The best way to remember, and celebrate, the late, great Elaine
Stritch would be to watch this recent documentary portrait (and her one-woman
show, Elaine Stritch at Liberty.
You’d have to be inept not to get good material when you
turn a camera on the irrepressible Elaine Stritch. Fortunately, first-time
director Chiemi Karasawa earned the actress’ complete trust, so we get to see
her in every facet of her life, on stage and off—bounding along Manhattan
streets, greeting fans, rehearsing with her adoring accompanist, working on 30 Rock, even enduring a short stay in
the hospital. Stritch is a magnetic force and this briskly-paced documentary captures
her in all her glory. (It was filmed as the Broadway legend was about to turn
87, two years ago.)
She has been called larger than life, which is not a bad
description for the acerbic, quick-witted performer. She loves performing and
soaking up the love she receives from her audiences—a love she says she craves
in “real life” but only feels when she’s entertaining. Broadway
producer-director Harold Prince says that like many brash people, she has
insecurities which can make it difficult to work with her. But, he adds
conclusively, she’s worth it.

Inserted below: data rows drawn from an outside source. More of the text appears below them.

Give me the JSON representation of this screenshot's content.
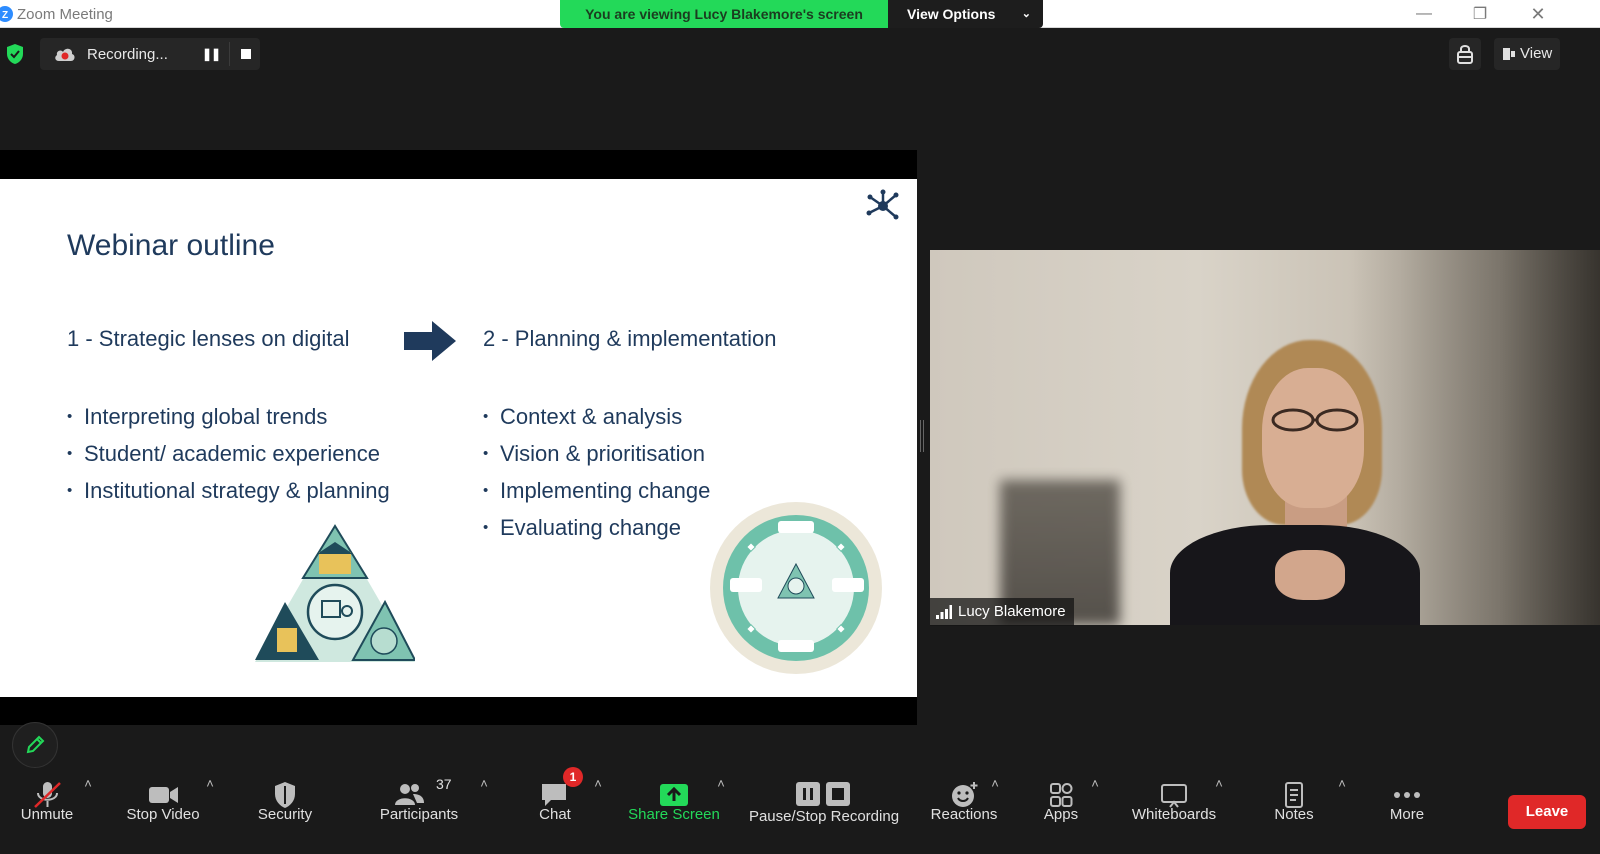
{
  "window": {
    "title": "Zoom Meeting",
    "viewing_message": "You are viewing Lucy Blakemore's screen",
    "view_options_label": "View Options",
    "controls": {
      "minimize": "—",
      "restore": "❐",
      "close": "✕"
    }
  },
  "recording": {
    "label": "Recording...",
    "pause_symbol": "❚❚"
  },
  "top_right": {
    "view_label": "View"
  },
  "slide": {
    "title": "Webinar outline",
    "left_heading": "1 - Strategic lenses on digital",
    "right_heading": "2 - Planning & implementation",
    "left_bullets": [
      "Interpreting global trends",
      "Student/ academic experience",
      "Institutional strategy & planning"
    ],
    "right_bullets": [
      "Context & analysis",
      "Vision & prioritisation",
      "Implementing change",
      "Evaluating change"
    ]
  },
  "video": {
    "participant_name": "Lucy Blakemore"
  },
  "toolbar": {
    "unmute": "Unmute",
    "stop_video": "Stop Video",
    "security": "Security",
    "participants": "Participants",
    "participant_count": "37",
    "chat": "Chat",
    "chat_badge": "1",
    "share_screen": "Share Screen",
    "pause_stop_recording": "Pause/Stop Recording",
    "reactions": "Reactions",
    "apps": "Apps",
    "whiteboards": "Whiteboards",
    "notes": "Notes",
    "more": "More",
    "leave": "Leave",
    "caret": "˄"
  },
  "colors": {
    "banner_green": "#23d959",
    "leave_red": "#e02828",
    "slide_navy": "#1f3a5c",
    "share_green": "#23d959"
  }
}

That helps to account for her long career in the theater and
nightclubs, in spite of a long bout with alcoholism. But how to explain her
indomitable spirit? She lost a husband she loved to brain cancer, and more recently,

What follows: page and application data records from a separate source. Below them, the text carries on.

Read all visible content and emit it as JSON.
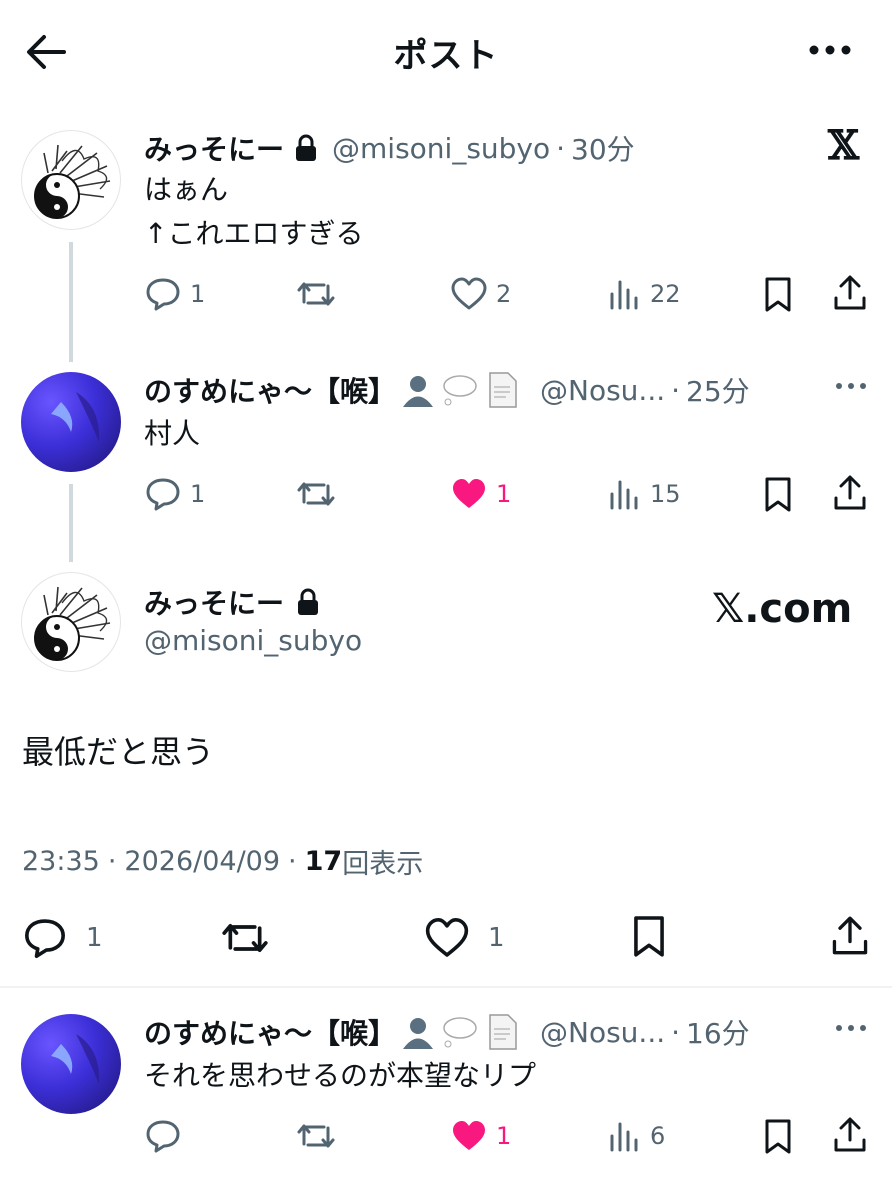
{
  "header": {
    "title": "ポスト"
  },
  "post1": {
    "name": "みっそにー",
    "handle": "@misoni_subyo",
    "time": "30分",
    "lines": [
      "はぁん",
      "↑これエロすぎる"
    ],
    "replies": "1",
    "likes": "2",
    "views": "22",
    "brand": "𝕏"
  },
  "post2": {
    "name": "のすめにゃ〜【喉】",
    "handle": "@Nosu...",
    "time": "25分",
    "text": "村人",
    "replies": "1",
    "likes": "1",
    "views": "15"
  },
  "main": {
    "name": "みっそにー",
    "handle": "@misoni_subyo",
    "brand": "𝕏.com",
    "text": "最低だと思う",
    "time": "23:35",
    "date": "2026/04/09",
    "views_count": "17",
    "views_label": "回表示",
    "replies": "1",
    "likes": "1"
  },
  "post3": {
    "name": "のすめにゃ〜【喉】",
    "handle": "@Nosu...",
    "time": "16分",
    "text": "それを思わせるのが本望なリプ",
    "likes": "1",
    "views": "6"
  },
  "colors": {
    "like_pink": "#f91880",
    "secondary": "#536471",
    "thread_line": "#cfd9de"
  },
  "icons": [
    "back-arrow-icon",
    "more-icon",
    "lock-icon",
    "reply-icon",
    "retweet-icon",
    "heart-icon",
    "views-icon",
    "bookmark-icon",
    "share-icon"
  ]
}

endured the deaths of two sisters. Yet she goes on.
Elaine Stritch: Shoot
Me is not meant to be a biography; her background and career are sketched

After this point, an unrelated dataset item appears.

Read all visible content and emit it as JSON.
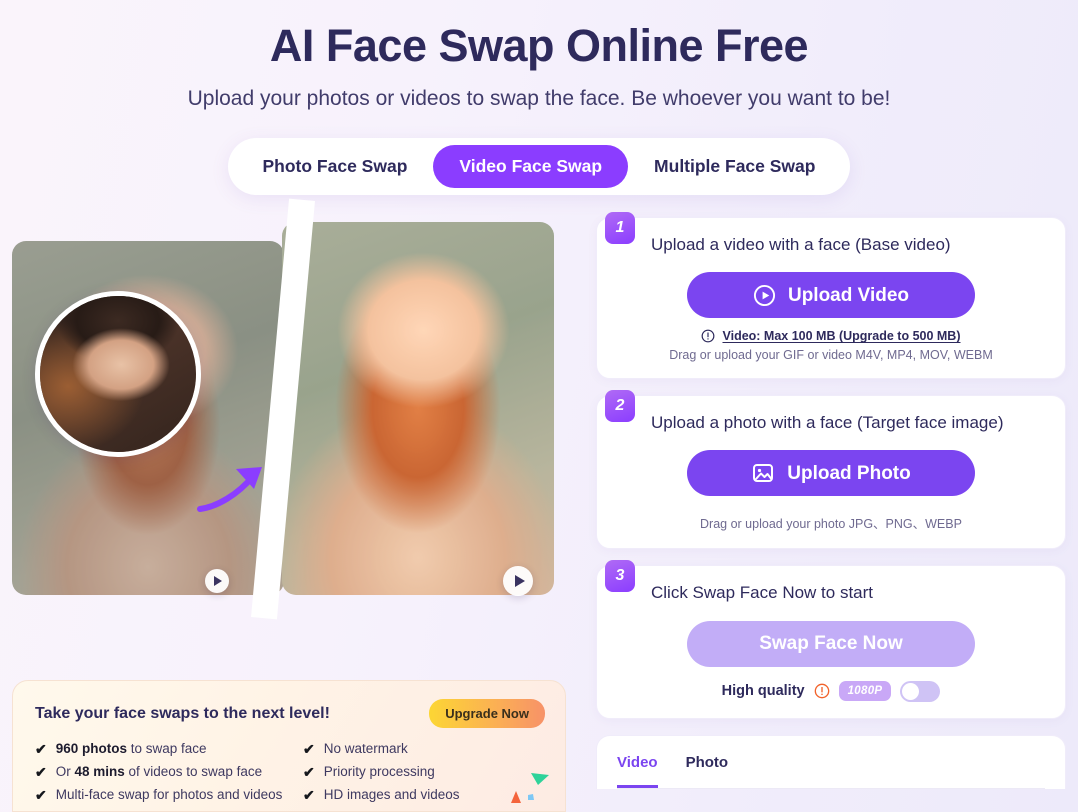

in, but this is a candid portrait, not a conventional career survey.
If you love show business in general, or Elaine Stritch in
particular, consider this a must-see.